Thursday’s NBA Draft was full of surprises from the start. The Cavaliers shocked everyone by taking UNLV’s Anthony Bennett with the first pick. The Bobcats followed by taking Cody Zeller fourth.
From the college perspective, the draft was no surprise: The bluebloods still rule the day.
Selected seventh overall, Ben McLemore gave Kansas a NBA draft lottery pick in the fourth consecutive draft. His selection means the Jayhawks have the most lottery picks since 2000 with 11.
Selected 25th, Reggie Bullock was the only North Carolina player taken, enough to keep the Tar Heels the leader in first-round picks since 2000 with 16. Kentucky, with 11 first-round picks in the last four drafts, is right behind the Tar Heels at 14.
At least on sheer numbers, the ACC may have been the biggest winner: Six players from the ACC’s 2013-14 lineup were selected in the first round Thursday, most of any conference.
We’ve crunched the numbers from the college basketball perspective and here are a few interesting nuggets we found.
BY THE NUMBERS: NOTES FROM THE 2013 NBA DRAFT
FIRST ROUND PICKS SINCE 2000
FIRST ROUND PICKS SINCE 2000
• The Cavaliers had one of the shocks of the draft by picking UNLV’s Anthony Bennett first overall when Kentucky’s Nerlens Noel was the more popular projection. Bennett was UNLV’s first first-round pick in a decade.
• With Noel slipping to the sixth pick, coach John Calipari failed to produce a top-five pick for the first time since 2006 if you include Enes Kanter, who signed with Kentucky but was ruled ineligible. Noel and Archie Goodwin (selected 29th) gave the Wildcats 11 first-round picks since 2010. Kentucky’s total isn’t just the most since 2010, it’s the most of any school during the one-and-done era since 2007.
• Ben McLemore was Kansas’ only first-round pick — and the only one for the Big 12 as a whole — giving the Jayhawks the most lottery picks (11) since 2000.
• No. 12 overall pick Steven Adams became the first first-round pick for Pittsburgh coach Jamie Dixon, who is responsible for three second-round picks.
• Conference realignment has helped the ACC consolidate basketball talent, at least as far as the NBA Draft is concerned. The 2013-14 basketball lineup for the ACC has produced 70 first-round picks, not including five from Louisville, which will join in 2014-15. Conference expansion added 23 to the ACC’s haul since 2000: Nine have come from Syracuse, five from Louisville, four from Boston College, two each from Notre Dame and Miami and one from Pitt.
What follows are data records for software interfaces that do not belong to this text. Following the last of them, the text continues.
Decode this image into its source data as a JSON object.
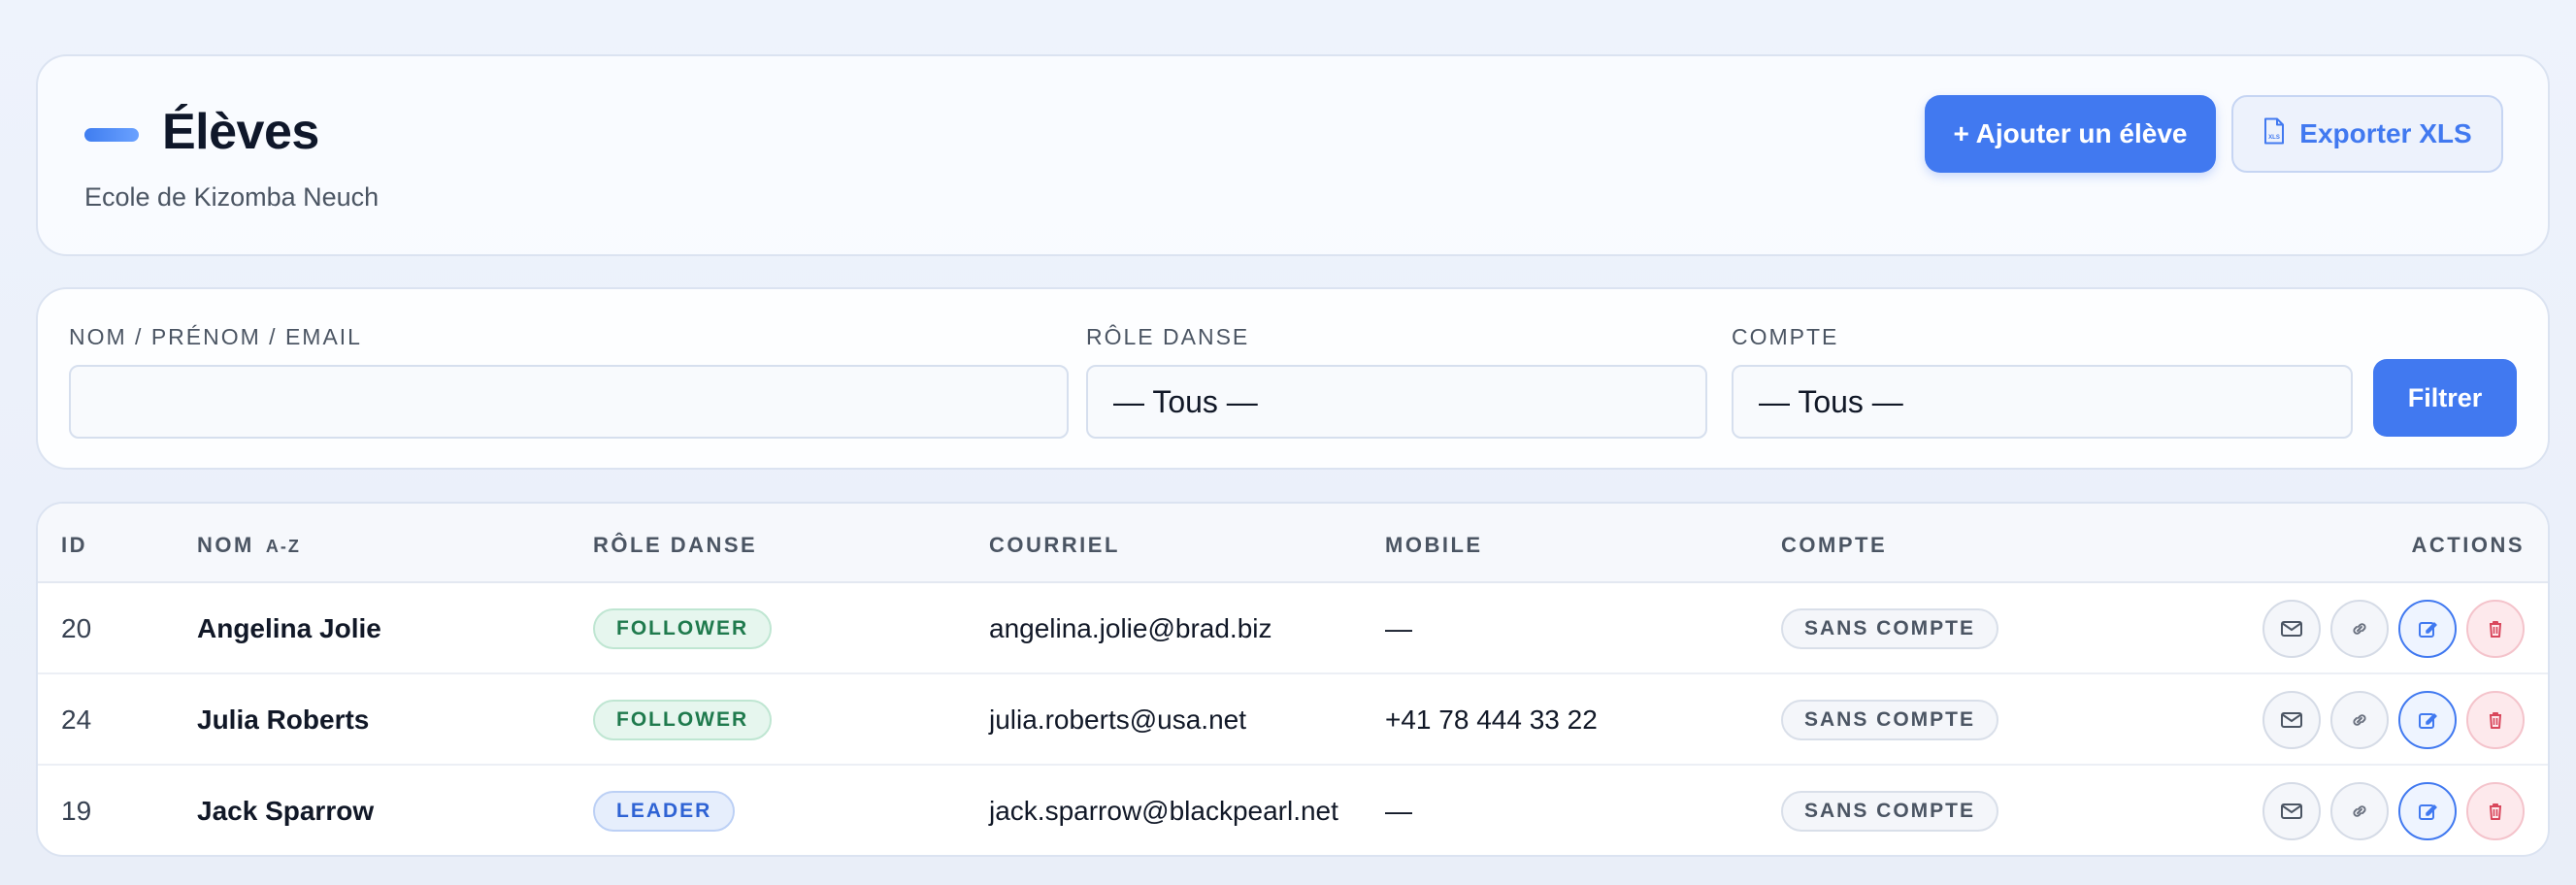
{
  "header": {
    "title": "Élèves",
    "subtitle": "Ecole de Kizomba Neuch",
    "add_label": "+ Ajouter un élève",
    "export_label": "Exporter XLS",
    "export_icon_text": "XLS"
  },
  "filters": {
    "search_label": "NOM / PRÉNOM / EMAIL",
    "search_value": "",
    "role_label": "RÔLE DANSE",
    "role_value": "— Tous —",
    "account_label": "COMPTE",
    "account_value": "— Tous —",
    "submit_label": "Filtrer"
  },
  "table": {
    "columns": {
      "id": "ID",
      "name": "NOM",
      "name_sort": "A-Z",
      "role": "RÔLE DANSE",
      "email": "COURRIEL",
      "mobile": "MOBILE",
      "account": "COMPTE",
      "actions": "ACTIONS"
    },
    "rows": [
      {
        "id": "20",
        "name": "Angelina Jolie",
        "role": "FOLLOWER",
        "email": "angelina.jolie@brad.biz",
        "mobile": "—",
        "account": "SANS COMPTE"
      },
      {
        "id": "24",
        "name": "Julia Roberts",
        "role": "FOLLOWER",
        "email": "julia.roberts@usa.net",
        "mobile": "+41 78 444 33 22",
        "account": "SANS COMPTE"
      },
      {
        "id": "19",
        "name": "Jack Sparrow",
        "role": "LEADER",
        "email": "jack.sparrow@blackpearl.net",
        "mobile": "—",
        "account": "SANS COMPTE"
      }
    ]
  },
  "colors": {
    "accent": "#4179f0",
    "follower": "#1f7a4d",
    "leader": "#2f63d4",
    "danger": "#d9475c"
  }
}
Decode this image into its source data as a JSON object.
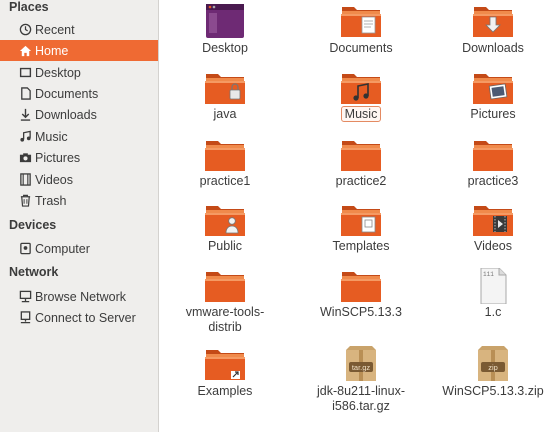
{
  "sidebar": {
    "places_heading": "Places",
    "places": [
      {
        "label": "Recent",
        "icon": "clock-icon"
      },
      {
        "label": "Home",
        "icon": "home-icon",
        "active": true
      },
      {
        "label": "Desktop",
        "icon": "desktop-folder-icon"
      },
      {
        "label": "Documents",
        "icon": "document-icon"
      },
      {
        "label": "Downloads",
        "icon": "download-arrow-icon"
      },
      {
        "label": "Music",
        "icon": "music-note-icon"
      },
      {
        "label": "Pictures",
        "icon": "camera-icon"
      },
      {
        "label": "Videos",
        "icon": "film-icon"
      },
      {
        "label": "Trash",
        "icon": "trash-icon"
      }
    ],
    "devices_heading": "Devices",
    "devices": [
      {
        "label": "Computer",
        "icon": "harddisk-icon"
      }
    ],
    "network_heading": "Network",
    "network": [
      {
        "label": "Browse Network",
        "icon": "network-icon"
      },
      {
        "label": "Connect to Server",
        "icon": "server-icon"
      }
    ]
  },
  "files": [
    {
      "label": "Desktop",
      "icon": "desktop-icon"
    },
    {
      "label": "Documents",
      "icon": "documents-folder-icon"
    },
    {
      "label": "Downloads",
      "icon": "downloads-folder-icon"
    },
    {
      "label": "java",
      "icon": "locked-folder-icon"
    },
    {
      "label": "Music",
      "icon": "music-folder-icon",
      "selected": true
    },
    {
      "label": "Pictures",
      "icon": "pictures-folder-icon"
    },
    {
      "label": "practice1",
      "icon": "folder-icon"
    },
    {
      "label": "practice2",
      "icon": "folder-icon"
    },
    {
      "label": "practice3",
      "icon": "folder-icon"
    },
    {
      "label": "Public",
      "icon": "public-folder-icon"
    },
    {
      "label": "Templates",
      "icon": "templates-folder-icon"
    },
    {
      "label": "Videos",
      "icon": "videos-folder-icon"
    },
    {
      "label": "vmware-tools-\ndistrib",
      "icon": "folder-icon"
    },
    {
      "label": "WinSCP5.13.3",
      "icon": "folder-icon"
    },
    {
      "label": "1.c",
      "icon": "text-file-icon",
      "badge": "111"
    },
    {
      "label": "Examples",
      "icon": "symlink-folder-icon"
    },
    {
      "label": "jdk-8u211-linux-\ni586.tar.gz",
      "icon": "archive-icon",
      "badge": "tar.gz"
    },
    {
      "label": "WinSCP5.13.3.zip",
      "icon": "archive-icon",
      "badge": "zip"
    }
  ],
  "colors": {
    "accent": "#ef6a33",
    "folder_top": "#f08a4b",
    "folder_body": "#e65c22",
    "sidebar_bg": "#efeeec"
  }
}
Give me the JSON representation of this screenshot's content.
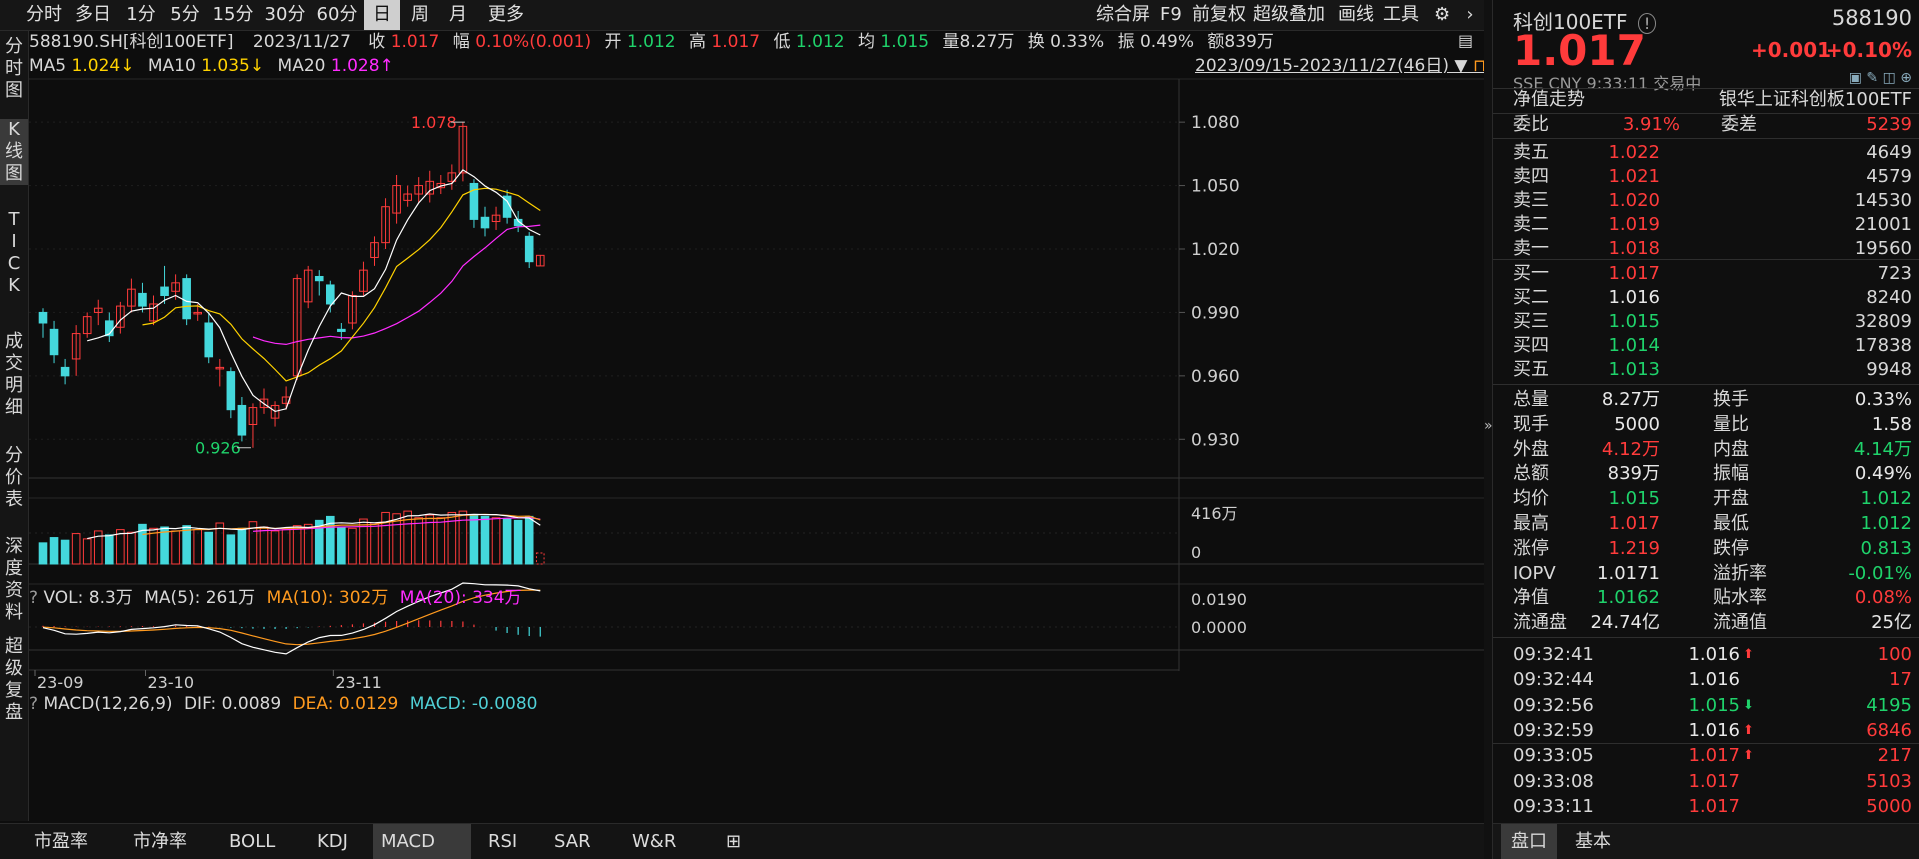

Four of the ACC’s 70 first-round picks since 2000 were from outgoing member Maryland, including No. 5 pick Alex Len in 2013.
• From 2000-12, Indiana produced only two lottery picks (Jared Jeffries in 2002 and Eric Gordon in 2008). The Hoosiers doubled that total in the first four picks Thursday with Victor Oladipo and Cody Zeller. The Hoosiers duo also gave the Big Ten two picks in the first five for the first time since Ohio State in 2007 (Greg Oden and Mike Conley Jr.).
• Deshaun Thomas had to wait until the second round to be selected, but he extended a streak of Ohio State players going in the NBA Draft. A Buckeye has been selected for seven seasons in a row, the longest active streak in the nation.
• Thomas, a junior, waited to hear his name called and ended up with the San Antonio Spurs. Other early entries weren’t so lucky. Among the top underclassmen who didn’t get drafted were: Marquette’s Vander Blue, Memphis’ Adonis Thomas, Texas’ Myck Kabongo, NC State’s C.J. Leslie, Oklahoma’s Amath M’Baye and Missouri’s Phil Pressey.
Related: Crunching numbers from the early entry era
• Trey Burke and Tim Hardaway Jr. became Michigan’s first first-round picks since 2000. Kentavious Caldwell-Pope was Georgia’s first first-round pick since 2003.
• The Patriot League had produced one NBA Draft pick in its history before Thursday: Colgate’s Adonal Foyle, who was the No. 8 pick in 1997. Lehigh’s C.J. McCollum was selected 10th, and Bucknell’s Mike Muscala went in the second round.